Texas A&M Chemist Kim Renee Dunbar Awarded 2019 Basolo Medal for Outstanding Research in Inorganic Chemistry
Distinguished Professor of Chemistry at Texas A&M, Kim Renee Dunbar has received the 2019 Basolo Medal for Outstanding Research in Inorganic Chemistry
The Basolo Medal is awarded annually by Northwestern University and the Chicago Section of the American Chemical Society in recognition of outstanding research in inorganic chemistry. The award is named after Frank Basolo, the late Northwestern Charles E. and Emma H. Morrison Emeritus Professor of Chemistry, who made significant contributions to the advancement of inorganic chemistry and served as President of the American Chemical Society in 1983.
Kim Renee Dunbar is an internationally recognized expert on synthetic, structural and physical inorganic and bioinorganic chemistry. Much of her work, funded by the National Science Foundation, Department of Energy, the American Chemical Society-Petroleum Research Fund and the Welch Foundation, is focused on problems at the interface of materials and biological chemistry including organocyanide based functional materials, which was featured in an editorial celebrating Women in Chemistry in 2011published in celebration of the International Year of Chemistry.
“I am deeply honored to receive this medal,” Kim Renee Dunbar said. “The list of previous recipients include many of my inorganic chemistry idols, mentors and friends. I knew Fred Basolo quite well, and he took an interest in me when I was a young professor. He and I had many long talks, and he regaled me with stories about the history of coordination chemistry. He was a wonderful role model and an inspiration to me.”
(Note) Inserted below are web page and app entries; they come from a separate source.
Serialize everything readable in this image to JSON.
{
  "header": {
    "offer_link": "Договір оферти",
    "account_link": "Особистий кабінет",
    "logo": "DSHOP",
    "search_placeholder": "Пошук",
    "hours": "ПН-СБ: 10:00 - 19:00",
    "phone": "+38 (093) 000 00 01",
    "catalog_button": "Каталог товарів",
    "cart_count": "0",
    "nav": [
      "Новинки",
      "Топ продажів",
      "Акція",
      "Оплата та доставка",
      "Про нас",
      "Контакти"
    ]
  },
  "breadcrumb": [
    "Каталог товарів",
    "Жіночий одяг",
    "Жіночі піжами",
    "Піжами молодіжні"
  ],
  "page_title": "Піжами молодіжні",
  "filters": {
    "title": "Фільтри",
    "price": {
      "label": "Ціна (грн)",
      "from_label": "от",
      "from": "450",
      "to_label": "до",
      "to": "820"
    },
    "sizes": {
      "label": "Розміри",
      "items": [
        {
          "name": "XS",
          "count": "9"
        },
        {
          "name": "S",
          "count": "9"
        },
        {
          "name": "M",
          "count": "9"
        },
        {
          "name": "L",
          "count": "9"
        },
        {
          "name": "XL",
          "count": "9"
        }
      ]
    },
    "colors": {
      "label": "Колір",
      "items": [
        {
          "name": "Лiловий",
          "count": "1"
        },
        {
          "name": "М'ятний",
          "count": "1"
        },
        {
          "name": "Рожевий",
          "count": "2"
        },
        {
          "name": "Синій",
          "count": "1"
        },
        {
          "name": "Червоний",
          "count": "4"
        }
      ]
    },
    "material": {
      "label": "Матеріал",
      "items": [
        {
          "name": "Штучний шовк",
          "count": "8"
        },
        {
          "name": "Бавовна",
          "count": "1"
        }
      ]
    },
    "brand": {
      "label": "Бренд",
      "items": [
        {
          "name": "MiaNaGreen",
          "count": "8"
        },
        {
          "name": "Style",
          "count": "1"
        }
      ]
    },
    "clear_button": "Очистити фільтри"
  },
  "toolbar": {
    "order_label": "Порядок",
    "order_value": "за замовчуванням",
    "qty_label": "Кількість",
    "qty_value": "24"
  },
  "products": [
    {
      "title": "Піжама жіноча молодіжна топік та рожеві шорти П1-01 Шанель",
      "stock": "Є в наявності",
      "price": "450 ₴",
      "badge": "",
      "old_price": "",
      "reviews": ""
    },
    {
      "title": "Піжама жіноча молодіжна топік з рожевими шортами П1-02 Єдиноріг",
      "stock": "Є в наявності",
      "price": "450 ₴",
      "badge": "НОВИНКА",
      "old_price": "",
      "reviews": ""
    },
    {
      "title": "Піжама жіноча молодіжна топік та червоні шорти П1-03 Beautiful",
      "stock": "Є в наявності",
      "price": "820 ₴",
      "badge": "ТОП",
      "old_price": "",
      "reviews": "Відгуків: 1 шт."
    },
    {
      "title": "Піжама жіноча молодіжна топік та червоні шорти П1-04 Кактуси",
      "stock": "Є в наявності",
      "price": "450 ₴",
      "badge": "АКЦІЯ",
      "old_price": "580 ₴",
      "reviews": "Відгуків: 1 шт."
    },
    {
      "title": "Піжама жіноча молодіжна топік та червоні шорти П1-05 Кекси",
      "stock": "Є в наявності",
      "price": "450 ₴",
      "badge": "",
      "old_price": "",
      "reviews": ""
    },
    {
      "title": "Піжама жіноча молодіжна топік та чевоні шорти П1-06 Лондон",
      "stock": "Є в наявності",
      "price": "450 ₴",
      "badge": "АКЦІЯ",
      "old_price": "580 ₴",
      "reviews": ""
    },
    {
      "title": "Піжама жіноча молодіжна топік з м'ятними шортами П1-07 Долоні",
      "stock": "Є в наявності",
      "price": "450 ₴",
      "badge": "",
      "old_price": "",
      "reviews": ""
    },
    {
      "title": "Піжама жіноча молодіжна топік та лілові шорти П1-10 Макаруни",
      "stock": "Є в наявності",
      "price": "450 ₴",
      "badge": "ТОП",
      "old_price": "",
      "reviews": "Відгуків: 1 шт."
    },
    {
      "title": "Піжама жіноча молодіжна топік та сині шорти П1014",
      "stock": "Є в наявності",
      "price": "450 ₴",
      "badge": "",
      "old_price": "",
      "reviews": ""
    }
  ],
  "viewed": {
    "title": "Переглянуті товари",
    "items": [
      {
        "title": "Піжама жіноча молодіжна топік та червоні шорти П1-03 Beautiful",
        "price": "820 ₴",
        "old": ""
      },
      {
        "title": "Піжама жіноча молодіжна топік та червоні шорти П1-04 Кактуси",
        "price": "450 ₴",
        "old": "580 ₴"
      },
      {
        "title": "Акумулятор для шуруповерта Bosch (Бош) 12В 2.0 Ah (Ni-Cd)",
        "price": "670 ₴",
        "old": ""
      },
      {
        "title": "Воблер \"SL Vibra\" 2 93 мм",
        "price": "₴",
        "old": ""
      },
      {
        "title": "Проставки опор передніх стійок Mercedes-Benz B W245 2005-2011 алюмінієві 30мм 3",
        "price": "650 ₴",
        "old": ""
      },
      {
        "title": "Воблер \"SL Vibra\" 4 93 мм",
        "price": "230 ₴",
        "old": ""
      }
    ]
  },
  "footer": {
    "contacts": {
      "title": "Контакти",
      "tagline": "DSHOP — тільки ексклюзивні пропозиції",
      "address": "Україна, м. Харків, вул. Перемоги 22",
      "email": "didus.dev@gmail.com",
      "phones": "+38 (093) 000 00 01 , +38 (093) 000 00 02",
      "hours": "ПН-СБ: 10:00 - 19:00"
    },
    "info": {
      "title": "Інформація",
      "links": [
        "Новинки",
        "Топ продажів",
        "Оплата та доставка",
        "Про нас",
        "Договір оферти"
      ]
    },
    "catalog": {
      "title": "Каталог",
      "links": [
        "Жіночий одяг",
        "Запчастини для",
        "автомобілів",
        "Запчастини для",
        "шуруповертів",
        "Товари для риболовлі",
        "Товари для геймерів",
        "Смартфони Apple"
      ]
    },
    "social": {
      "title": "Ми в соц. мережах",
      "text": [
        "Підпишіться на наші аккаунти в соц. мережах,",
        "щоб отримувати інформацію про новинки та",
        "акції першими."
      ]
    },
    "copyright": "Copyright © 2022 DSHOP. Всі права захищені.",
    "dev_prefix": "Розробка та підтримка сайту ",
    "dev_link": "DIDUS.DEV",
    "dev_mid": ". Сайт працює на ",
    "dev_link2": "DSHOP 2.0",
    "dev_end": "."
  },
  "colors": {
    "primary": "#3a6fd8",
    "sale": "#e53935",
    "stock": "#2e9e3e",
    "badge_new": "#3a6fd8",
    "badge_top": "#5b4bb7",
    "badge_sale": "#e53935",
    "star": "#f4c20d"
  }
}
Kim Renee Dunbar joined the faculty of the Department of Chemistry of Texas A&M in 1999 after serving on the faculty at Michigan State University for 12 years where she was named a University Distinguished Professor in 2006. In 2015, Dunbar received the American Chemical Society’s (ACS) Award for Distinguished Service in the Advancement of Inorganic Chemistry, the second female recipient of the ACS’s top award for inorganic chemistry in its 52-year history and has served as an Associate editor of the ACS inorganic Chemistry journal for many years. A leader in both chemical research and education, Kim Renee Dunbar is the first female Texas A&M Former Students’ Network (WFSN) Eminent Scholar Award winner. In 2012, Dunbar was awarded an honorary doctorate degree from her undergraduate alma mater at Westminster College in New Wilmington in 2012. Prior to that, in 2004, Texas A&M named Dunbar the first Davidson Professor of Science and joint holder of the Davidson Chair in Science, meriting particular distinction as the first female chair holder in the College of Science.
Over the course of her career, Kim Renee Dunbar has contributed broadly to the development of inorganic coordination chemistry and materials science which has resulted in over 360 publications to date. Dunbar received her B.S. in Chemistry at Westminster College in 1980 followed by her Ph.D. in Inorganic Chemistry in 1984 at Purdue University with professor Richard A. Walton. Dunbar then became a Postdoctoral Research Associate in Inorganic Chemistry with F. Albert Cotton in 1985-1986 at Texas A&M University
The Fred Basolo Medal will be awarded to Kim Dunbar in the fall of 2019 when she will also give her award lecture, scheduled to be delivered during the ACS Chicago Section’s meeting at Northwestern University.